**Exercise goal**
All records after this line are to be returned verbatim.

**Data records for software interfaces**
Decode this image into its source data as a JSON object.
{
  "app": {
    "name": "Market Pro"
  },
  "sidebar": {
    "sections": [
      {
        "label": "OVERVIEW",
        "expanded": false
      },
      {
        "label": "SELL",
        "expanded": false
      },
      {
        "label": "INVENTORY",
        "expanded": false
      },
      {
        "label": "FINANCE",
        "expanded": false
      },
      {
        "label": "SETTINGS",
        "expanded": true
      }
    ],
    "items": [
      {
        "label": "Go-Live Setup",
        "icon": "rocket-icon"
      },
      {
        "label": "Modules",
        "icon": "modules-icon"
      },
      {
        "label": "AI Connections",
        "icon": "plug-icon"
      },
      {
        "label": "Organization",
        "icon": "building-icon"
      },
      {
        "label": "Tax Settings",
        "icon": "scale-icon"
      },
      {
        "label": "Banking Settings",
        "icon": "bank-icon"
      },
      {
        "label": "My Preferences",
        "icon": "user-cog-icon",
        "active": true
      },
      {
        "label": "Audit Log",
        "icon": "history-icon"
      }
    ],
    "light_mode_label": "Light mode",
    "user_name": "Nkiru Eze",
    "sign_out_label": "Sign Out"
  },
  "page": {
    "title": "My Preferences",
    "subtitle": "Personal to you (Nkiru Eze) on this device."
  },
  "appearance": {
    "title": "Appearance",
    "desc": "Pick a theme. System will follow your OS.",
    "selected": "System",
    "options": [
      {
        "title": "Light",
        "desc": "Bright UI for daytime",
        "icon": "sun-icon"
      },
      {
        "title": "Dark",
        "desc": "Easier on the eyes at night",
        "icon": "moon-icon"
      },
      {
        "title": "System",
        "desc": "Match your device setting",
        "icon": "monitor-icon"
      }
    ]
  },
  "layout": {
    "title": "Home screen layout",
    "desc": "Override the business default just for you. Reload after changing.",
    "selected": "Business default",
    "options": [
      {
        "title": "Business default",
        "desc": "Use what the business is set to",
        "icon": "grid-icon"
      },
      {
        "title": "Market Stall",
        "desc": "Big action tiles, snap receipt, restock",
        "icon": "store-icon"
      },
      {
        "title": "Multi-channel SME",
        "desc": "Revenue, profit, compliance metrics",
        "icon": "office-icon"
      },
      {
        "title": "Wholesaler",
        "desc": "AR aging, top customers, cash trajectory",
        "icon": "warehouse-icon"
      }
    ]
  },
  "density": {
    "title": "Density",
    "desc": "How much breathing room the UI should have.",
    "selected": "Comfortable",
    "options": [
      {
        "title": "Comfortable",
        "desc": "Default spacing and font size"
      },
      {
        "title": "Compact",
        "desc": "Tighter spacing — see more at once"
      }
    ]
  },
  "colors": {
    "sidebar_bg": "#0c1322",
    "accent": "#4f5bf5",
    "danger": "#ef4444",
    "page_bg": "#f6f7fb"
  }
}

**Reply**
Decode this image into its source data as a JSON object.
{
  "app": {
    "name": "Market Pro"
  },
  "sidebar": {
    "sections": [
      {
        "label": "OVERVIEW",
        "expanded": false
      },
      {
        "label": "SELL",
        "expanded": false
      },
      {
        "label": "INVENTORY",
        "expanded": false
      },
      {
        "label": "FINANCE",
        "expanded": false
      },
      {
        "label": "SETTINGS",
        "expanded": true
      }
    ],
    "items": [
      {
        "label": "Go-Live Setup",
        "icon": "rocket-icon"
      },
      {
        "label": "Modules",
        "icon": "modules-icon"
      },
      {
        "label": "AI Connections",
        "icon": "plug-icon"
      },
      {
        "label": "Organization",
        "icon": "building-icon"
      },
      {
        "label": "Tax Settings",
        "icon": "scale-icon"
      },
      {
        "label": "Banking Settings",
        "icon": "bank-icon"
      },
      {
        "label": "My Preferences",
        "icon": "user-cog-icon",
        "active": true
      },
      {
        "label": "Audit Log",
        "icon": "history-icon"
      }
    ],
    "light_mode_label": "Light mode",
    "user_name": "Nkiru Eze",
    "sign_out_label": "Sign Out"
  },
  "page": {
    "title": "My Preferences",
    "subtitle": "Personal to you (Nkiru Eze) on this device."
  },
  "appearance": {
    "title": "Appearance",
    "desc": "Pick a theme. System will follow your OS.",
    "selected": "System",
    "options": [
      {
        "title": "Light",
        "desc": "Bright UI for daytime",
        "icon": "sun-icon"
      },
      {
        "title": "Dark",
        "desc": "Easier on the eyes at night",
        "icon": "moon-icon"
      },
      {
        "title": "System",
        "desc": "Match your device setting",
        "icon": "monitor-icon"
      }
    ]
  },
  "layout": {
    "title": "Home screen layout",
    "desc": "Override the business default just for you. Reload after changing.",
    "selected": "Business default",
    "options": [
      {
        "title": "Business default",
        "desc": "Use what the business is set to",
        "icon": "grid-icon"
      },
      {
        "title": "Market Stall",
        "desc": "Big action tiles, snap receipt, restock",
        "icon": "store-icon"
      },
      {
        "title": "Multi-channel SME",
        "desc": "Revenue, profit, compliance metrics",
        "icon": "office-icon"
      },
      {
        "title": "Wholesaler",
        "desc": "AR aging, top customers, cash trajectory",
        "icon": "warehouse-icon"
      }
    ]
  },
  "density": {
    "title": "Density",
    "desc": "How much breathing room the UI should have.",
    "selected": "Comfortable",
    "options": [
      {
        "title": "Comfortable",
        "desc": "Default spacing and font size"
      },
      {
        "title": "Compact",
        "desc": "Tighter spacing — see more at once"
      }
    ]
  },
  "colors": {
    "sidebar_bg": "#0c1322",
    "accent": "#4f5bf5",
    "danger": "#ef4444",
    "page_bg": "#f6f7fb"
  }
}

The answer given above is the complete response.